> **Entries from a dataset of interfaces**
-----

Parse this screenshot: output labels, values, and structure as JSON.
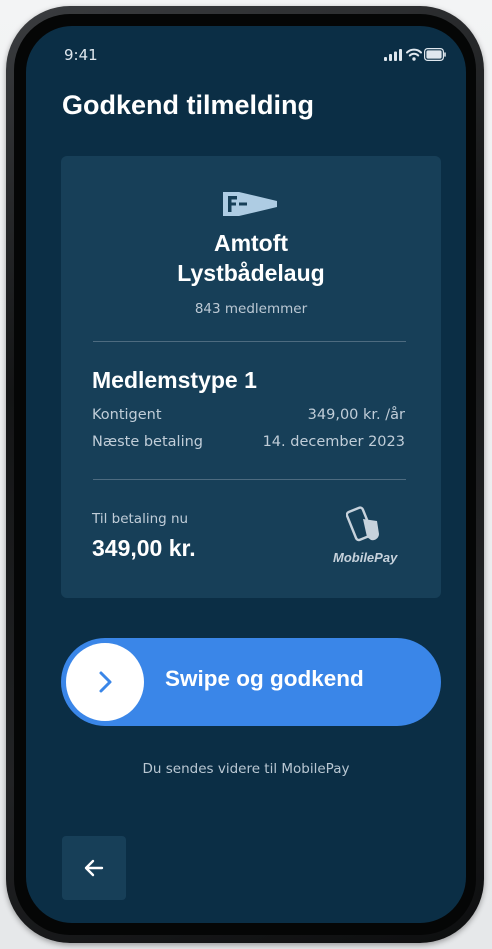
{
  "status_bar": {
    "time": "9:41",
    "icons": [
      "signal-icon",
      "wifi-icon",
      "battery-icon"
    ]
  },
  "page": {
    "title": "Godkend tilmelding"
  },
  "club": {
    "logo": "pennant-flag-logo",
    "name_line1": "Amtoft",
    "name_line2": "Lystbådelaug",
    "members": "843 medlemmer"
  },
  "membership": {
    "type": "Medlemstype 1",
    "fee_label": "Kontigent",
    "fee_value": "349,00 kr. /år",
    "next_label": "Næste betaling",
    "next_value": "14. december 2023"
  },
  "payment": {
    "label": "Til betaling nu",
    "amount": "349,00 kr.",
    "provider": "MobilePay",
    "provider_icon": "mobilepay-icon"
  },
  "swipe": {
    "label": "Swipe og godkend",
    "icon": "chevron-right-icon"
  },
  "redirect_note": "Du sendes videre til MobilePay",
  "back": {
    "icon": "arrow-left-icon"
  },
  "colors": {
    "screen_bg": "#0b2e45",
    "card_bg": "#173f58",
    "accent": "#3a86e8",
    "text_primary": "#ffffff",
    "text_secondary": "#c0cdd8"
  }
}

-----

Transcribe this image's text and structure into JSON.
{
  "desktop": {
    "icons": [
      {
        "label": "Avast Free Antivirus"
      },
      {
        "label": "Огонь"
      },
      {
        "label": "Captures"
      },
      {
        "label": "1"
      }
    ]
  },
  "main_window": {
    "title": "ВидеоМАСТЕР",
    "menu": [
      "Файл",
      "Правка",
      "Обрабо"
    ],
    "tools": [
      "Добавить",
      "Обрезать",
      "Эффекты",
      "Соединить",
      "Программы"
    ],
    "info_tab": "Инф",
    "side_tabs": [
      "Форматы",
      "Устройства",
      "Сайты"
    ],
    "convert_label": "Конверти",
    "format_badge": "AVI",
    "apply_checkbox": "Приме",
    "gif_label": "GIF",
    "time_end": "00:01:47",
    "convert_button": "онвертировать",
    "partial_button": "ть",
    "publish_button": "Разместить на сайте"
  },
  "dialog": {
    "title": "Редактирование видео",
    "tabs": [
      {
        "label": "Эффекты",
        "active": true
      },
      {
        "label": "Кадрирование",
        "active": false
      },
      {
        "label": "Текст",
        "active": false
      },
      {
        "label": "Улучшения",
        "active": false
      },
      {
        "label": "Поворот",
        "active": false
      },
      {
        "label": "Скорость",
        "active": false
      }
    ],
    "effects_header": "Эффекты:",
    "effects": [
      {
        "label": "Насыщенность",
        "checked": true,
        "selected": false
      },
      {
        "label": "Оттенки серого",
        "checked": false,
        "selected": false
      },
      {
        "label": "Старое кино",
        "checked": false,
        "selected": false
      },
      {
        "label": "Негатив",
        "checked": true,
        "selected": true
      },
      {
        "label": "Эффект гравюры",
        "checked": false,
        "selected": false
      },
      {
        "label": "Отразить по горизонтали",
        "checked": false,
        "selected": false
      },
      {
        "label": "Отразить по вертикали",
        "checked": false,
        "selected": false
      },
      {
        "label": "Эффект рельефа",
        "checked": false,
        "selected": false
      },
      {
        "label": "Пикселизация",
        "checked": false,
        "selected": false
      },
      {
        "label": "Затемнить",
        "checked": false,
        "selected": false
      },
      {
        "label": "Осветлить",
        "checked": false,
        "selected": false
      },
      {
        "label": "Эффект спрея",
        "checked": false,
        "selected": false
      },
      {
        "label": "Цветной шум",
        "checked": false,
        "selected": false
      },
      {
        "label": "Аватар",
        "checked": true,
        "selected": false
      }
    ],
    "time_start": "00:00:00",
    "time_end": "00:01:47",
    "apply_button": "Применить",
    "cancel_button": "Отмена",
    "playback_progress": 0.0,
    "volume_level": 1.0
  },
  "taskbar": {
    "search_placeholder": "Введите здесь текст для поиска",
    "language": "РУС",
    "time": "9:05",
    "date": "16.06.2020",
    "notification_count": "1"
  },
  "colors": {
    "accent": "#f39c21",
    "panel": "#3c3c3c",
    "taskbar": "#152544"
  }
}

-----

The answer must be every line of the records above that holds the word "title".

    "title": "Godkend tilmelding"
    "title": "ВидеоМАСТЕР",
    "title": "Редактирование видео",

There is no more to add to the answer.